• _BRIEF_
Could you count the lines in the data that contain "JSON"? Reply with the number only.

>>

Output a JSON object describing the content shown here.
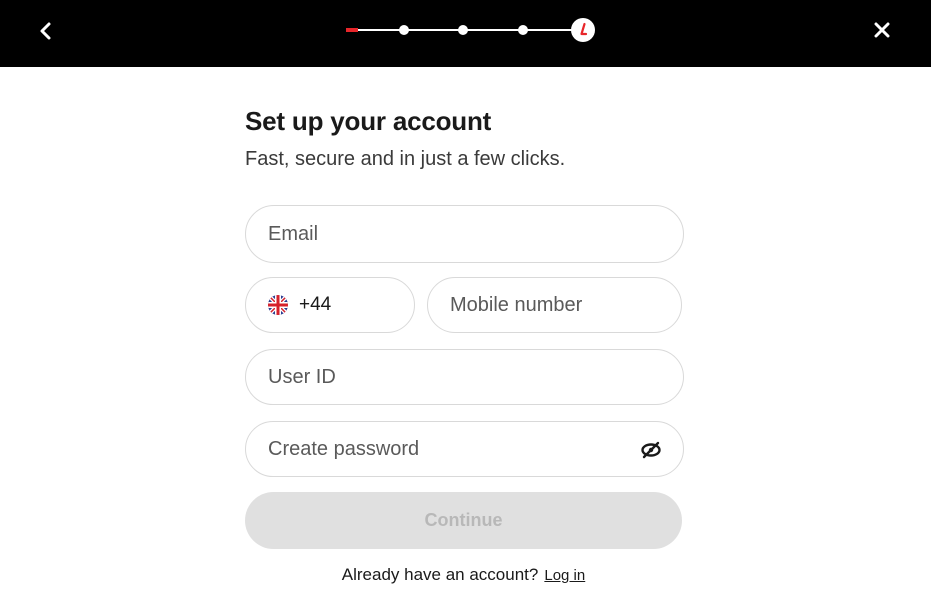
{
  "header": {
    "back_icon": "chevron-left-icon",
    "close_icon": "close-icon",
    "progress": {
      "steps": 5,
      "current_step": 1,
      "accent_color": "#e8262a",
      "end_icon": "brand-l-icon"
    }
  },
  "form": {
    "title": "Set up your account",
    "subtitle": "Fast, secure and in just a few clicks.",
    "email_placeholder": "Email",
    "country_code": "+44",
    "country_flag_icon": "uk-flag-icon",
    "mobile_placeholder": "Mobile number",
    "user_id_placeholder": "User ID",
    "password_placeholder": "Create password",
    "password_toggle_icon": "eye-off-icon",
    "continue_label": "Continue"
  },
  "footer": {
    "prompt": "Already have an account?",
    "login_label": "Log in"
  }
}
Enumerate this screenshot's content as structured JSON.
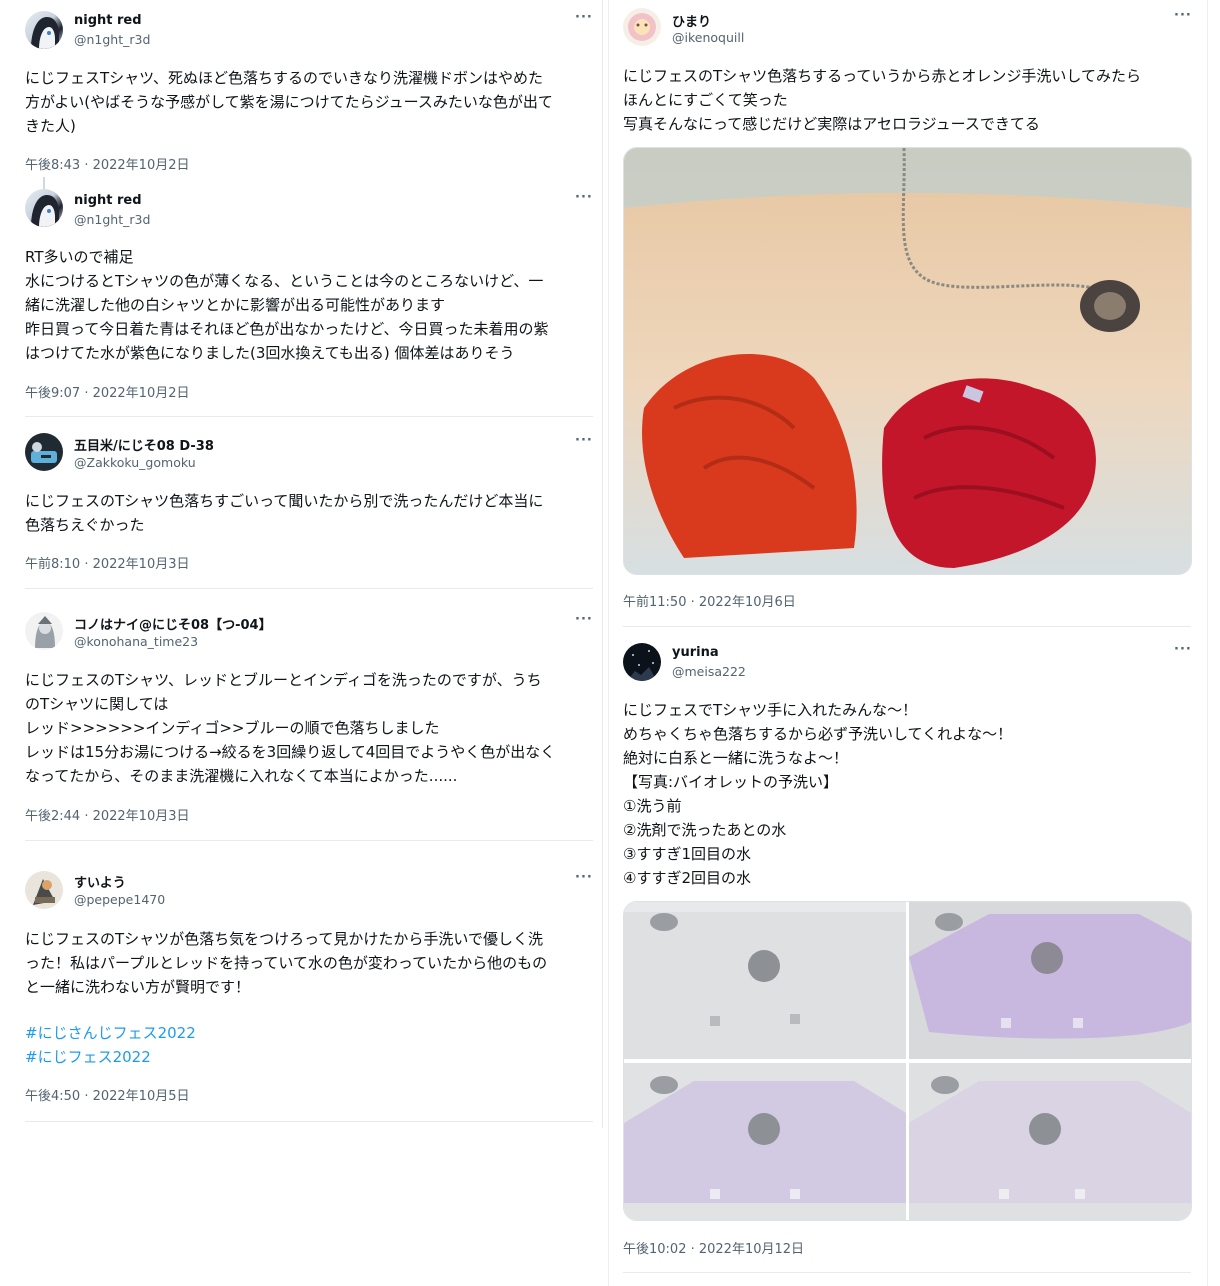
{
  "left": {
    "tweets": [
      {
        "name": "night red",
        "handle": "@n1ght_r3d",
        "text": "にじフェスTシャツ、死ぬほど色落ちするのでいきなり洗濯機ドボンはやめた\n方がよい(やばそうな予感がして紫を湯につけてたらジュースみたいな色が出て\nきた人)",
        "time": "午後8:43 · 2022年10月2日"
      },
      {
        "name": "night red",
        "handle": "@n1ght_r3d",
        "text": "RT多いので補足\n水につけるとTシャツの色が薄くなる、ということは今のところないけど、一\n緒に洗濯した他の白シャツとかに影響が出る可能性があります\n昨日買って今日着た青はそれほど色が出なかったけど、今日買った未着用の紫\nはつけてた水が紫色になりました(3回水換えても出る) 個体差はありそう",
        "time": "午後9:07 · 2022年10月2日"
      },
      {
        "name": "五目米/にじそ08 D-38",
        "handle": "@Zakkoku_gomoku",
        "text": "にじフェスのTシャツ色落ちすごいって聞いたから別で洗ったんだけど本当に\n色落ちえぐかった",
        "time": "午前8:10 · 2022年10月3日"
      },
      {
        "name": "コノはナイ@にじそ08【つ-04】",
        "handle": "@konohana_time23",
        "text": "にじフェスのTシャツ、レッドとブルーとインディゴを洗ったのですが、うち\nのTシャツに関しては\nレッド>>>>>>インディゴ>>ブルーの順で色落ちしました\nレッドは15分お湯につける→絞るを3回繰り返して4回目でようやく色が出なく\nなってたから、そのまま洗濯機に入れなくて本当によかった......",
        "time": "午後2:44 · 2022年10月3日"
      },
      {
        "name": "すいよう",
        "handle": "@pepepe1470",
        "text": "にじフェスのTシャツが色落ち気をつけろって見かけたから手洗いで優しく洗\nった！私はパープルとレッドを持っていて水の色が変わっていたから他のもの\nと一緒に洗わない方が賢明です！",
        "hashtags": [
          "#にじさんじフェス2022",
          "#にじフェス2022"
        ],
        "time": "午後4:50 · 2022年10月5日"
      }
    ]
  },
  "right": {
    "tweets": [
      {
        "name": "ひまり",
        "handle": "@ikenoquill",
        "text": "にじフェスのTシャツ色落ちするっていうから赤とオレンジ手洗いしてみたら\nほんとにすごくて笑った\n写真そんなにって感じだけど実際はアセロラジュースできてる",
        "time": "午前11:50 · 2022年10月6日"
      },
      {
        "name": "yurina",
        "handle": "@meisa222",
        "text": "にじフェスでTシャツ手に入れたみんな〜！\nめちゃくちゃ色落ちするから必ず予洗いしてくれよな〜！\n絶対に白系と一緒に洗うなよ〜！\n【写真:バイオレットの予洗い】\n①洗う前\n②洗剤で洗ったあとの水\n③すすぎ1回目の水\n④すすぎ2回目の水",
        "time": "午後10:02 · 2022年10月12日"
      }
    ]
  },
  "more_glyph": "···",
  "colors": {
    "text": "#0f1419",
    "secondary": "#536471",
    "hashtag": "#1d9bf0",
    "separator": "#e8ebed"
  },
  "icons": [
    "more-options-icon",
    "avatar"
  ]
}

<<
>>

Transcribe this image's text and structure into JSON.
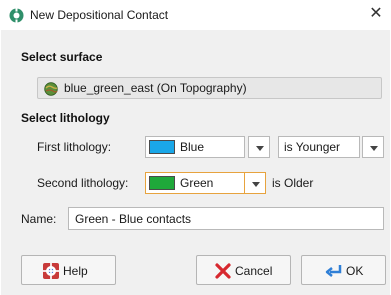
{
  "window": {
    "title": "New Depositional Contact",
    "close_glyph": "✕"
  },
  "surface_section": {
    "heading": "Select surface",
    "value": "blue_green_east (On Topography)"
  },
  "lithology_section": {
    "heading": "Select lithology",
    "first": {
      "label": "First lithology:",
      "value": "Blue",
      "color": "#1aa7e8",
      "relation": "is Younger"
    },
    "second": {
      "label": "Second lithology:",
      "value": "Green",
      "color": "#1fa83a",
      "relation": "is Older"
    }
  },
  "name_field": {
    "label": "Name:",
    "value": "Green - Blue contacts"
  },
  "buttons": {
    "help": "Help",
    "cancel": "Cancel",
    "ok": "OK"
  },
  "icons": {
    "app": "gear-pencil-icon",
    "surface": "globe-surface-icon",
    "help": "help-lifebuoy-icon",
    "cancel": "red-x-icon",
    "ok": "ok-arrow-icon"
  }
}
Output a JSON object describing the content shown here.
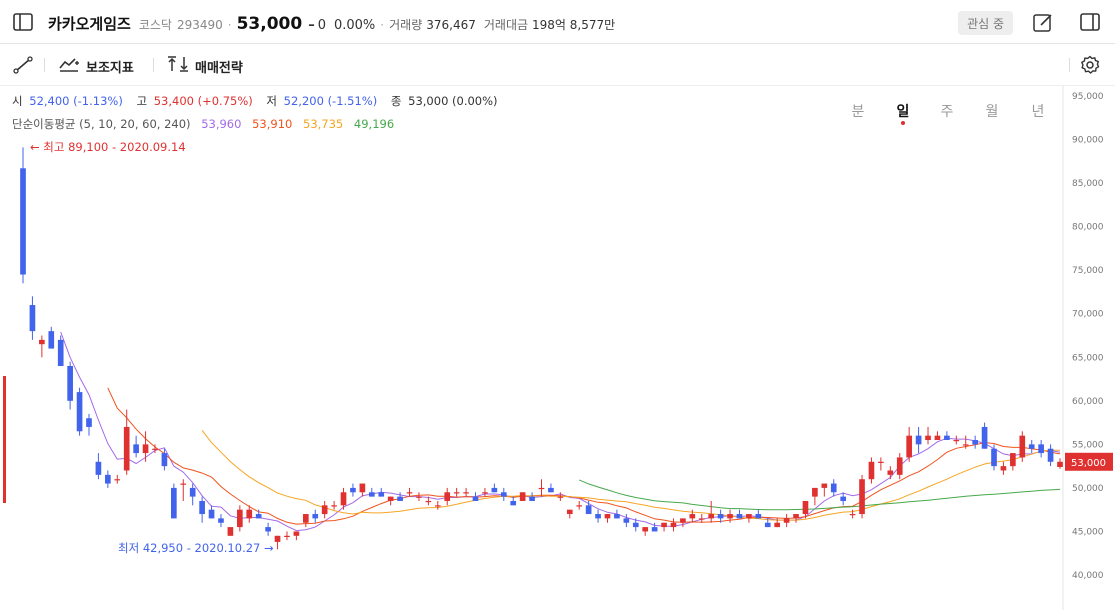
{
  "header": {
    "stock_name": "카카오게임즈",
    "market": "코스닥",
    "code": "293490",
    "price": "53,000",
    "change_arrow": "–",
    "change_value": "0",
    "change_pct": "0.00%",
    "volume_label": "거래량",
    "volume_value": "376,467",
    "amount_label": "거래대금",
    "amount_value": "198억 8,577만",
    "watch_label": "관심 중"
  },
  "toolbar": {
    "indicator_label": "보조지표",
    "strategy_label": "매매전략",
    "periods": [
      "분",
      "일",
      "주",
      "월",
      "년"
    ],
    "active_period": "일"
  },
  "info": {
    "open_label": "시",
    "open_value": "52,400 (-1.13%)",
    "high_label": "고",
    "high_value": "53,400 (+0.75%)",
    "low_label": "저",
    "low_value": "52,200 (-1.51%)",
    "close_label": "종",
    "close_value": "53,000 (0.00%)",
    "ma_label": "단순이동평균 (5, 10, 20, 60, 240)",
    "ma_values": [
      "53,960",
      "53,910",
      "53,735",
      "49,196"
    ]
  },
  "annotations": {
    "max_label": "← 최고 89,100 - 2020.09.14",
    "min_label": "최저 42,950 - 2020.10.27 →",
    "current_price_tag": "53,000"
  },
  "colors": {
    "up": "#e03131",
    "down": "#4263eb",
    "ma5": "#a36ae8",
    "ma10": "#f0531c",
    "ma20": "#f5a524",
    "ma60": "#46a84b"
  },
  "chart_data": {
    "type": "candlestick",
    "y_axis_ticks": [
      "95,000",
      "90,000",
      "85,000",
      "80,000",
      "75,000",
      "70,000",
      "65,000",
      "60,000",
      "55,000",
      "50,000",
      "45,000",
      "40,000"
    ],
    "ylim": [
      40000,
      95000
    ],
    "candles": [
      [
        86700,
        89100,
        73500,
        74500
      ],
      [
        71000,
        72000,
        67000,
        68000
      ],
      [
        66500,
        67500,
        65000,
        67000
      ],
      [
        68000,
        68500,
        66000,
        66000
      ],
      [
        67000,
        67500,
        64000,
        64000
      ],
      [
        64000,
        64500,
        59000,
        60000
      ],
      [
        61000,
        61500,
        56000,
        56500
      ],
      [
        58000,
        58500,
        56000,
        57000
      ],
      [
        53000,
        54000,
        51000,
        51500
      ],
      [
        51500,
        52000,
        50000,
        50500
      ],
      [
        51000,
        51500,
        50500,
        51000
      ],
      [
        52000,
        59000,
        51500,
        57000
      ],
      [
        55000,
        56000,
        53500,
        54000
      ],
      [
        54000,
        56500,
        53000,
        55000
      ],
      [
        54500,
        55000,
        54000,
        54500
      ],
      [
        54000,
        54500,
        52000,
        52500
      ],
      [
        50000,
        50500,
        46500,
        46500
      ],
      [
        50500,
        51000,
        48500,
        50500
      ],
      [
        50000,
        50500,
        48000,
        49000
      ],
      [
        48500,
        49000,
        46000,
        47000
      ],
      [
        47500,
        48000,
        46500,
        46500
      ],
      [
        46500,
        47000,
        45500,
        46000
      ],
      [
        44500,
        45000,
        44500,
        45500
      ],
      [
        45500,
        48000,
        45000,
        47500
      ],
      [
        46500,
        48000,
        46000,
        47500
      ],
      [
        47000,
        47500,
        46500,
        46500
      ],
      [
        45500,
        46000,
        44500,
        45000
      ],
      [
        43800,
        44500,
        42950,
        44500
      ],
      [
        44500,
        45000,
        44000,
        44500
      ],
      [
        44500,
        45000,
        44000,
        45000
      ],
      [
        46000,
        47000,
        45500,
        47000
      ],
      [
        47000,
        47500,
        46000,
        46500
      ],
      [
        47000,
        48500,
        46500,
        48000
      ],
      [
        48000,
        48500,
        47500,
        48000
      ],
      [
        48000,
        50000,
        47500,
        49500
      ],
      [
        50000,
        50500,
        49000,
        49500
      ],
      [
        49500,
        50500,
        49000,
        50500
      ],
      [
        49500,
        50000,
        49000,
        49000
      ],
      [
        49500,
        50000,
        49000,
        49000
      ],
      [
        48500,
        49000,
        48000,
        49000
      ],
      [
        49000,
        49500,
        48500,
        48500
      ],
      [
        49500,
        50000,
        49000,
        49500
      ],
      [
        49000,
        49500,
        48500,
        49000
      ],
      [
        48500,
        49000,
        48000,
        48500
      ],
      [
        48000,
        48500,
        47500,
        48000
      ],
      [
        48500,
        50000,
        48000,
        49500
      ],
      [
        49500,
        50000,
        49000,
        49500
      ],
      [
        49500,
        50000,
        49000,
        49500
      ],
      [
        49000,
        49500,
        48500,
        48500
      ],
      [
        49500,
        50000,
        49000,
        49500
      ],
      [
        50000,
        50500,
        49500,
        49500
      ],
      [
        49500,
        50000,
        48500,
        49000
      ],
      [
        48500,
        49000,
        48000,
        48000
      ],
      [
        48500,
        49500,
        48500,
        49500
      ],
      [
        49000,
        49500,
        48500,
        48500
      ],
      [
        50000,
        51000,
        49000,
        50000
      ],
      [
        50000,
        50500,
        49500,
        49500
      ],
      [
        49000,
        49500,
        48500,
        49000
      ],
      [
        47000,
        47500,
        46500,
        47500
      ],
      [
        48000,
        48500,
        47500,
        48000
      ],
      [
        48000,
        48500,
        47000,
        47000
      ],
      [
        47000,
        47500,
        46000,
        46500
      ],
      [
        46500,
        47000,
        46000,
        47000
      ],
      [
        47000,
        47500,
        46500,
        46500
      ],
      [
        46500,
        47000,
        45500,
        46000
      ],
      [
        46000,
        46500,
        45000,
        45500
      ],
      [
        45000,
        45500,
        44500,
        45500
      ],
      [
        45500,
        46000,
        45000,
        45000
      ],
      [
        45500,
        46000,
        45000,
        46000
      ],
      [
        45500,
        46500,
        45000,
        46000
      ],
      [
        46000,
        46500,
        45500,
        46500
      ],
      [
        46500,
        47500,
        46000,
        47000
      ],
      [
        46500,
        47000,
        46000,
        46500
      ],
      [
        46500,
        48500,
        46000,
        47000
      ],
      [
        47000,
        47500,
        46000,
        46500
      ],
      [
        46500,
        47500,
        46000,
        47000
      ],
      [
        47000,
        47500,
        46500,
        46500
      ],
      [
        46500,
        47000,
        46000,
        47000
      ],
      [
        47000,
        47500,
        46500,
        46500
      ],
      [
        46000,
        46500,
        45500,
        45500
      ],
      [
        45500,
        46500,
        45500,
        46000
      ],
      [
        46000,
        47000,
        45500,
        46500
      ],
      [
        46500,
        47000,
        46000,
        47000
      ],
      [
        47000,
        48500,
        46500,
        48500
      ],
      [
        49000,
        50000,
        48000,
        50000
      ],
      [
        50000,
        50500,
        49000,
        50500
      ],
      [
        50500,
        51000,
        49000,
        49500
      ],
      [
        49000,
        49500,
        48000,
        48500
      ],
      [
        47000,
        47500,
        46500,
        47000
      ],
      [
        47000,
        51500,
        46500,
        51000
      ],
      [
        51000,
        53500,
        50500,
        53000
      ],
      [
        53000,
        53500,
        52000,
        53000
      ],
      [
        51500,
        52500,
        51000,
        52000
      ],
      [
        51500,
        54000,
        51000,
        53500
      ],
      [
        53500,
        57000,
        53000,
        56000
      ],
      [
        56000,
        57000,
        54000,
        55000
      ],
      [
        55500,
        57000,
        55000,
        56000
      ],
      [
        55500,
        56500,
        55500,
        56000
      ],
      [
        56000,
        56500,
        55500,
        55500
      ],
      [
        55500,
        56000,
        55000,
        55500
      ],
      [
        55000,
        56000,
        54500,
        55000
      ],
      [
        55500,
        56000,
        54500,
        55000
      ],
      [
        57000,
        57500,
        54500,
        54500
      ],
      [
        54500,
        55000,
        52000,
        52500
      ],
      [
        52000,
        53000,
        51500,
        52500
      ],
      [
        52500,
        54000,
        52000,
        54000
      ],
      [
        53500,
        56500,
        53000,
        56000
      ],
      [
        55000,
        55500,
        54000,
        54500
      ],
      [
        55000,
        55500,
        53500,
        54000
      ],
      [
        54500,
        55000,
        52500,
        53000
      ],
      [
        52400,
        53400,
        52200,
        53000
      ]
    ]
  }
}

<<

• _EXPECTED ANSWER_
4